▶ _Goal of the exercise_
For the data below, report how many lines include the word "https", and write nothing else.

(App and web page records)
....................

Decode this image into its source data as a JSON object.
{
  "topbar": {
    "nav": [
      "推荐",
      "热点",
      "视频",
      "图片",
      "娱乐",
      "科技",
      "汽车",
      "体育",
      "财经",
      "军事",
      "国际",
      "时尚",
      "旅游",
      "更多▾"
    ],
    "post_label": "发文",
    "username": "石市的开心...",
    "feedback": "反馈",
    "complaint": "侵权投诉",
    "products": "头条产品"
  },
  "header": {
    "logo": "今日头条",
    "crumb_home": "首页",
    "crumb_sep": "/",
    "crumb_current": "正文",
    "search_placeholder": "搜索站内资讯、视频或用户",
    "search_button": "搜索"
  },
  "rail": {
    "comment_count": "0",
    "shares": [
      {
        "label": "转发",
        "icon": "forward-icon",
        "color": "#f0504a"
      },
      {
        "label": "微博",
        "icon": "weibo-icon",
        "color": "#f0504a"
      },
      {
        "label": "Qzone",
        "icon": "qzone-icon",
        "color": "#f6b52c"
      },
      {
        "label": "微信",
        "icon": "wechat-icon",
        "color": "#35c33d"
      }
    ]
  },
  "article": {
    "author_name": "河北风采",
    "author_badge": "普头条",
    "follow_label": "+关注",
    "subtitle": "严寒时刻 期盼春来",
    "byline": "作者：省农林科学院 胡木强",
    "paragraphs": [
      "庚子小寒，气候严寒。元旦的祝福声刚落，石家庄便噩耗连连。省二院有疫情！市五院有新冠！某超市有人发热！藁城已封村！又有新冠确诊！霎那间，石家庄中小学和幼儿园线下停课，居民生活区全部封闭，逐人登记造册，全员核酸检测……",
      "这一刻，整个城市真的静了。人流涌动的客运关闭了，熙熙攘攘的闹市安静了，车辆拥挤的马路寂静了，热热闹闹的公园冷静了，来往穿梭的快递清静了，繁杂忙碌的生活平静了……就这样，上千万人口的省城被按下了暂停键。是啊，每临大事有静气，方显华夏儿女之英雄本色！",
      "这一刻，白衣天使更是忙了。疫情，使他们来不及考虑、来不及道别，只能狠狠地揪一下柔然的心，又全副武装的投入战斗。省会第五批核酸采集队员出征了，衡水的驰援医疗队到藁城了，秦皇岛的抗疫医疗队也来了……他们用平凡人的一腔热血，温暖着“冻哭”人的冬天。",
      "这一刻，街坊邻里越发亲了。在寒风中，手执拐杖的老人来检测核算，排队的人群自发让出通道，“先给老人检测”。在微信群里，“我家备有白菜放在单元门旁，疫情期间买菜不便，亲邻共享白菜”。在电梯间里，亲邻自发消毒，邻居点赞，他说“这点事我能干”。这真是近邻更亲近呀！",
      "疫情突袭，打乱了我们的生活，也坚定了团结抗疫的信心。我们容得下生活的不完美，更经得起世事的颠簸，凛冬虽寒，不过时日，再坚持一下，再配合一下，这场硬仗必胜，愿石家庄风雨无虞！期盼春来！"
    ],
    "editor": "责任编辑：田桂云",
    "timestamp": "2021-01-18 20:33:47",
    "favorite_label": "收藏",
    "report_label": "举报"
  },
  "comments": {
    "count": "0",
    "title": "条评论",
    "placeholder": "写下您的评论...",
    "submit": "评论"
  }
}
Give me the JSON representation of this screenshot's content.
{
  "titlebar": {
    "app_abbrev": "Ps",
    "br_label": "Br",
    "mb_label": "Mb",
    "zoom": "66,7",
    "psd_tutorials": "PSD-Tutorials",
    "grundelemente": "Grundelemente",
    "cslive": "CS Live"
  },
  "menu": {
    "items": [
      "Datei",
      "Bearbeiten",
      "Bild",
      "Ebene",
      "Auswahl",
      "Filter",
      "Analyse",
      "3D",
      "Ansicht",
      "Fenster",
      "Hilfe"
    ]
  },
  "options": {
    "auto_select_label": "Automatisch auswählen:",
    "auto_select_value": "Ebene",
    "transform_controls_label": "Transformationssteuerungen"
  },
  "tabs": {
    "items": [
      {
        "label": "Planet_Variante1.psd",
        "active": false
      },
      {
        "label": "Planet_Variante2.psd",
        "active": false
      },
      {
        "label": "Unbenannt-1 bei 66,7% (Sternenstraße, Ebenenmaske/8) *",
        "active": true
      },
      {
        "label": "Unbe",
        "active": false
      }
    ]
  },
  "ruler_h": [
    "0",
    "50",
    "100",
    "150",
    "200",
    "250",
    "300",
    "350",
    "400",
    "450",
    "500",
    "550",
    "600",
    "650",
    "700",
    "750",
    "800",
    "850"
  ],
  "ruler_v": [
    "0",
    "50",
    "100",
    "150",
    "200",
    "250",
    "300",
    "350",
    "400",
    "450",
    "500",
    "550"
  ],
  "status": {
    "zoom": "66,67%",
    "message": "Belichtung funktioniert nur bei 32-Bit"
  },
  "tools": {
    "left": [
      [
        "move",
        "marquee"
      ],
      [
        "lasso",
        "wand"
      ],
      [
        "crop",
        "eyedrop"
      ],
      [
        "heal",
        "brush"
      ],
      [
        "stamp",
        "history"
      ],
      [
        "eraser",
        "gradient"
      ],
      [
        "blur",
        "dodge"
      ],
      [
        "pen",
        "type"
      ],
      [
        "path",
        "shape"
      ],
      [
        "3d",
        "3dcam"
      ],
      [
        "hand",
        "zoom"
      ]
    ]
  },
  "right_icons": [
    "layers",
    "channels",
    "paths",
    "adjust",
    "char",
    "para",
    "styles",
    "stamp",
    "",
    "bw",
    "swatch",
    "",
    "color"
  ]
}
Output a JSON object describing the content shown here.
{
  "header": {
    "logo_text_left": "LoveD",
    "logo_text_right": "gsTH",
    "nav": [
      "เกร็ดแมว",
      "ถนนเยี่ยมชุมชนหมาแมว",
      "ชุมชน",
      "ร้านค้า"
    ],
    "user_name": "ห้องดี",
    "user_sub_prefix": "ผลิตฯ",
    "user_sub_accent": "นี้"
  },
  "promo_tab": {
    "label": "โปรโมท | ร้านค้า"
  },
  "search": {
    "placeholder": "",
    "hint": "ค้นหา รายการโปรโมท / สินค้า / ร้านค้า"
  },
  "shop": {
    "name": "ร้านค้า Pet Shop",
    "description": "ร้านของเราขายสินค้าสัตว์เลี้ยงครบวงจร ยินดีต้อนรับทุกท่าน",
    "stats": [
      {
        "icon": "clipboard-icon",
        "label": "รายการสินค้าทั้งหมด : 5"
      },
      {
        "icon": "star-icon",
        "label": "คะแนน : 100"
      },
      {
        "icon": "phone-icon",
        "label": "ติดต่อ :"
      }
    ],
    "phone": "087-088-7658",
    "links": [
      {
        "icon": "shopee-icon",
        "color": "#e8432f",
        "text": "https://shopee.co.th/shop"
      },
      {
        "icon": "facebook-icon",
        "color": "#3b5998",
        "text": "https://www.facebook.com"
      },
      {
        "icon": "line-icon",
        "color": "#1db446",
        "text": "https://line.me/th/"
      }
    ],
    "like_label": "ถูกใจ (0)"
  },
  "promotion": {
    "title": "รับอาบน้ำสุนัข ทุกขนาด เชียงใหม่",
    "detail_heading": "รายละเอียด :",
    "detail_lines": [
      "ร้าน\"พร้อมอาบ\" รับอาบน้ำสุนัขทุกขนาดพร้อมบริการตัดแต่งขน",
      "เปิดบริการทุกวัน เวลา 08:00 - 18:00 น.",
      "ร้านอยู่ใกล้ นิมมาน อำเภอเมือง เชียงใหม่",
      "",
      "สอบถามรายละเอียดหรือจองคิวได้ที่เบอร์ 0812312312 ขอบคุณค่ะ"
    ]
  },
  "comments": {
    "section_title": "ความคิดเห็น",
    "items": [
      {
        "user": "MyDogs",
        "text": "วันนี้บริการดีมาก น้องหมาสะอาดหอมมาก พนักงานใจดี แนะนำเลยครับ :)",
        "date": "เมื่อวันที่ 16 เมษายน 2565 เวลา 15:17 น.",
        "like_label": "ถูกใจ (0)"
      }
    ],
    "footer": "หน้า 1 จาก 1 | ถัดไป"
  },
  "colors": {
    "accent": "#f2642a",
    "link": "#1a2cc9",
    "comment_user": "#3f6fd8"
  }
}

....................

▶ _Exercise answer_
3